day to ask impressionism or one of its searcher-representatives, "have you found it?" That's just it.

At the moment my brother has an exhibition of Claude Monet—10 paintings done in Antibes
from February to May. It seems it's very beautiful.

Have you ever read the life of Luther? Because Cranach, Dürer, Holbein belong to him—it's
he—his personality—that's the lofty light of the Middle Ages.

I like the Sun King no more than you do—extinguisher of light it rather seems to me—that
Louis xiv—my God, what a pain, in every way, that Methodist Solomon. I don't like Solomon
either, and the Methodists not at all, as well. Solomon seems a hypocritical pagan to me; I really
have no respect for his architecture, an imitation of other styles, nor for his writings, which the
pagans have done much better.

Tell me a bit about where you stand as far as your military service is concerned; should I talk
to that second lieutenant of Zouaves or not? Are you going to Africa or not? In your case, do the
years count double in Africa or not? Most of all, see that your blood's in order—you don't get very
far with anemia—painting goes slowly—better try to make your constitution as tough as old boots,
a constitution to make old bones—better live like a monk who goes to the brothel once a fortnight—
I do that, it's not very poetical—but anyway—I feel that my duty is to subordinate my life
to painting.

If I was in the Louvre with you, I'd really like to see the primitives with you.

In the Louvre, I still return with great love to the Dutch, Rembrandt first and foremost—
Rembrandt whom I once studied so thoroughly—then Potter, for example—who makes—on a
no. 4 or no. 6 panel, a white stallion alone in a meadow, a stallion neighing, and with a hard-on
—forlorn under a sky brewing up a thunderstorm—heartbroken in the tender green immensity of
a wet meadow—ah well, there are wonderful things in the old Dutchmen having no connection
with anything at all. Handshake, and thank you again for your letter and for your sketch.

Ever yours,

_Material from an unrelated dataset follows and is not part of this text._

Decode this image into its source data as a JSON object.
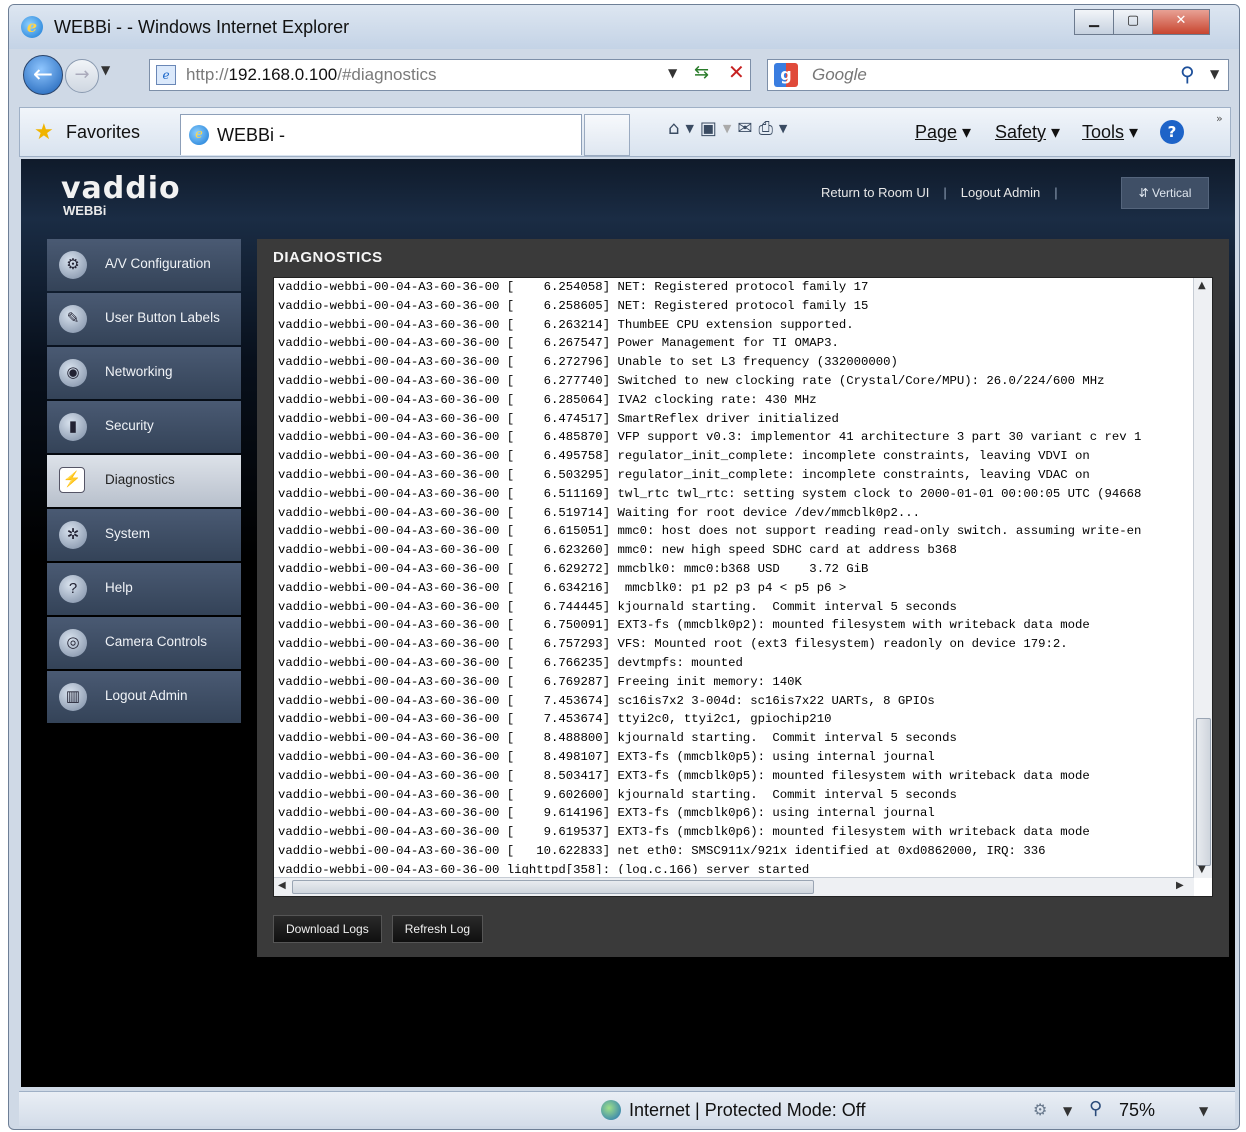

The sonnets are going well—i.e.—the color in them is good—the design isn't as strong, less
sure of itself, rather; the conception's still hesitant, I don't know how to put it—its moral
purpose isn't clear.

© 2007 Van Gogh Museum, Amsterdam